**ACTIVITY**
Search each line below for the word "icon" and list those that contain it.

(EXERCISE INPUT begins)

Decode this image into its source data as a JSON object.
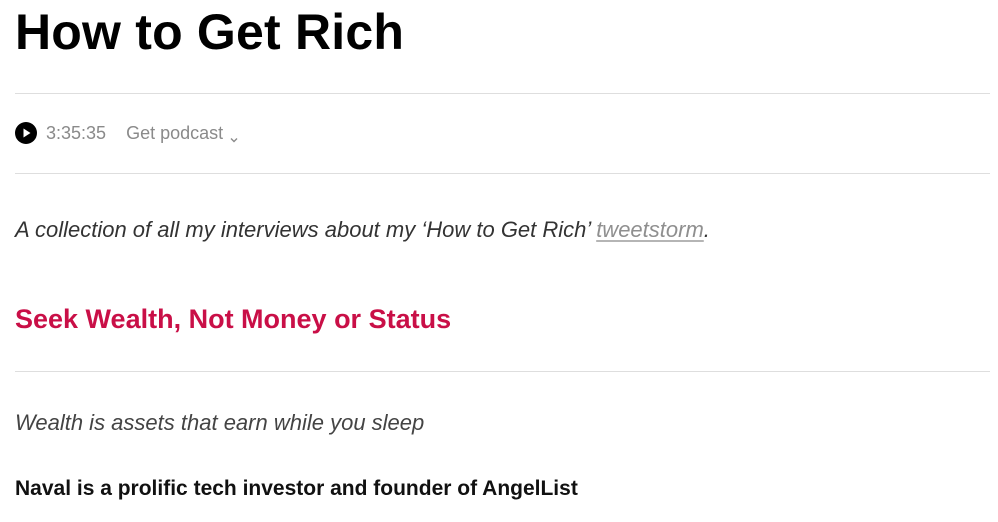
{
  "page": {
    "title": "How to Get Rich"
  },
  "player": {
    "play_icon": "play-icon",
    "duration": "3:35:35",
    "get_podcast_label": "Get podcast",
    "dropdown_icon": "chevron-down-icon"
  },
  "intro": {
    "text_before": "A collection of all my interviews about my ‘How to Get Rich’ ",
    "link_text": "tweetstorm",
    "text_after": "."
  },
  "section": {
    "heading": "Seek Wealth, Not Money or Status",
    "subtitle": "Wealth is assets that earn while you sleep",
    "body": "Naval is a prolific tech investor and founder of AngelList"
  },
  "colors": {
    "heading_accent": "#c90f47",
    "muted_text": "#8a8a8a",
    "divider": "#dedede"
  }
}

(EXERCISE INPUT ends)

**ANSWER TO THE EXERCISE**
    "play_icon": "play-icon",
    "dropdown_icon": "chevron-down-icon"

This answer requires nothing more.